Last year, the Massachusetts company’s share price jumped 384%, to $44.22 from $9.14 at the end of 2013. As a result, the company added $909 million to its market cap.

Nanobiotix wants to transform therapy using its NanoXray technology portfolio. When certain nanoparticles are directly injected into cancerous tissue and radiotherapy is applied, these particles have the ability to absorb x-rays and increase the amount of radiation to destroy diseased cells. Surrounding healthy tissue do not get increased radiation doses.

Last year, the French company’s share price jumped 217%, to 16.72 euros ($18.38) from 5.27 euros ($6.85) at the end of 2013. As a result, the company added $221 million to its market cap.

Sirtex Medical has created a medical device that treats inoperable liver tumors that spread from the colon. It is a single-use permanent implant to help deliver high doses of radiation to the tumor while keeping surrounding tissue relatively unaffected.
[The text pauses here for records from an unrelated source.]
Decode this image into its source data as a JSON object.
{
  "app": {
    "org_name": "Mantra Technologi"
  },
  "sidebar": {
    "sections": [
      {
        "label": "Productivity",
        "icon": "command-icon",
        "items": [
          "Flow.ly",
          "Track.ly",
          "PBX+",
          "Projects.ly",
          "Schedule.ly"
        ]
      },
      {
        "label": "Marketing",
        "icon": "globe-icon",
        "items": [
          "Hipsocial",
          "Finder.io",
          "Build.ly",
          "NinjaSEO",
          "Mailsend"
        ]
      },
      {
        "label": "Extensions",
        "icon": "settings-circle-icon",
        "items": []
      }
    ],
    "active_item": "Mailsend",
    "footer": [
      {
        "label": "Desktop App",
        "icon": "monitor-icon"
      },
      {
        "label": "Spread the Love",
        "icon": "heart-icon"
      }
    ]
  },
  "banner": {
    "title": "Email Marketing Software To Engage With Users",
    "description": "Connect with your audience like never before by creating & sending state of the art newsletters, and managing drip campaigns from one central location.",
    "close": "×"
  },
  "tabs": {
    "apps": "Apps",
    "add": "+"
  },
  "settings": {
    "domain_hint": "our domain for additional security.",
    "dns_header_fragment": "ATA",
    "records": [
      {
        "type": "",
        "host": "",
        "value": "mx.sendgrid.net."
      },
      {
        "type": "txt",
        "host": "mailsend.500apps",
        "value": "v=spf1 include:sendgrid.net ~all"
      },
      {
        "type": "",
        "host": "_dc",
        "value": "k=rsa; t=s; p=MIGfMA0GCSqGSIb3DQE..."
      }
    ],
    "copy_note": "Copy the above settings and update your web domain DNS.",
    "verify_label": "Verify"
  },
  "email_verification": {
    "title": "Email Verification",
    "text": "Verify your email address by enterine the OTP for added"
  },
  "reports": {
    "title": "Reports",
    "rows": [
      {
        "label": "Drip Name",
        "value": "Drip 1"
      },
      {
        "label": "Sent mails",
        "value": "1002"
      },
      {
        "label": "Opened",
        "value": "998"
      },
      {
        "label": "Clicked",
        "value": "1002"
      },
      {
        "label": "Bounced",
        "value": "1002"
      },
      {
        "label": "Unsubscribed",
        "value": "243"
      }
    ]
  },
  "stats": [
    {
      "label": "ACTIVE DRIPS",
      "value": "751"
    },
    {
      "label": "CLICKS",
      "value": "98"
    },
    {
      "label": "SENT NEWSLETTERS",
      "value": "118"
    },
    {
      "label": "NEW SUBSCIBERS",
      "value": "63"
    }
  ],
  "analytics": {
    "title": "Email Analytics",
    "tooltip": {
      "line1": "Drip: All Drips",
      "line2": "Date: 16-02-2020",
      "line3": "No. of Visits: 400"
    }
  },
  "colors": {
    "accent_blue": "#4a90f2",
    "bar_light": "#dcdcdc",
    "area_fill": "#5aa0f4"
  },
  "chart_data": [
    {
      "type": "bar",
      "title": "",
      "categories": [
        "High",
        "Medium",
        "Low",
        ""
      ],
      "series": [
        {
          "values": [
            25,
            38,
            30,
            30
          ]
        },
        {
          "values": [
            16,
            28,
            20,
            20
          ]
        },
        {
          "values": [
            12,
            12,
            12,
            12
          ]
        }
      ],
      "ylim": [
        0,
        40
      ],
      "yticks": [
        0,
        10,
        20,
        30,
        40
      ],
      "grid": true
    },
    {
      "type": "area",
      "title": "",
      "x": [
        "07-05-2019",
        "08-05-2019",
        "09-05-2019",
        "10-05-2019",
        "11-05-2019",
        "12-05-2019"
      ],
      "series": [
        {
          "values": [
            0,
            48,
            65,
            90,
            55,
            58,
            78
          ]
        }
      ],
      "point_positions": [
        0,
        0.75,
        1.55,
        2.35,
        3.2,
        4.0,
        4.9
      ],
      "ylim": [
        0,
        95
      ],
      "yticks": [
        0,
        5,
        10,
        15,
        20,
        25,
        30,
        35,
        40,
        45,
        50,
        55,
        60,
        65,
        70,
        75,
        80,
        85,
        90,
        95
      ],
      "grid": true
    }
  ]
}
Last year, the Australian company’s share price jumped 142%, to AUS$28.37 ($21.70) from AUS$11.73 ($10.40) at the end of 2013. As a result, the company added $782 million to its market cap.

The Sapien transcatheter heart valve, that Edwards Lifesciences introduced to the market after winning FDA approval in 2011 helped drive the company’s business performance higher.

Last year, the California company’s share price jumped 94%, to $127.38 from $65.76 at the end of 2013. As a result, the company added $6.4 billion to its market cap.

Dexcom is in the business of making continuous glucose monitors and has made remote monitoring of patients with diabetes easier—especially when it comes to young children whose parents and caregivers want to be aware of their glucose levels.

Last year, the San Diego company’s share price jumped 55%, to $55.05 from $35.41 at the end of 2013. As a result, the company added $1.67 billion to its market cap.

ReproCELL is a stem cell company emerging as a venture out of the University of Tokyo and Kyoto University. The company commercialized the first human products, iPS cell products, in 2009. These cells are are “adult cells that have been genetically reprogrammed to an embryonic stem cell–like state by being forced to express genes and factors important for maintaining the defining properties of embryonic stem cells,” according to the National Institutes of Health.

Last year, the Japanese company’s share price plummetted 55%, to 773 Japanese yen ($6.48) from 1,725 Japanese yen ($16.38) at the end of 2013. As a result, the company lost $439 billion from its market cap.

Tandem Diabetes Care went public at the end of 2013 with great fanfare. The maker of the first touchscreen insulin pump raised $138 million through its IPO.

But 2014 wasn’t as kind. Last year, the San Diego company’s share price dropped 51%, to $12.70 from $25.77 at the end of 2013. As a result, the company lost $252 million from its market cap.

Getinge is in the business of infection control to health systems and also makes products to prevent contamination for life science companies.

Last year, the Swedish company’s share price dropped 19%, to 177.80 Swedish Krona ($20.75) from 220 Swedish Krona ($33.77) at the end of 2013. As a result, $2.18 billion was wiped out from its market cap.

Elekta makes products to help in the treatment of cancer and brain disorders. Specifically, it develops products for radiation therapy, radiosurgery, and brachytherapy.

Last year, the Swedish company’s share price dropped 19%, to 79.70 Swedish Krona ($11.48) from 98.35 Swedish Krona ($15.43) at the end of 2013. As a result, $1.6 billion was wiped out from its market cap.

William Demant makes products to aid in people’s hearing and communication. They include hearing devices, hearing implants, and diagnostic instruments.

Last year, the Swedish company’s share price dropped 11%, to 468.20 Danish Krone ($68.52) from 527 Danish Krone ($97.2) at the end of 2013. As a result, $1.6 billion was wiped out from its market cap.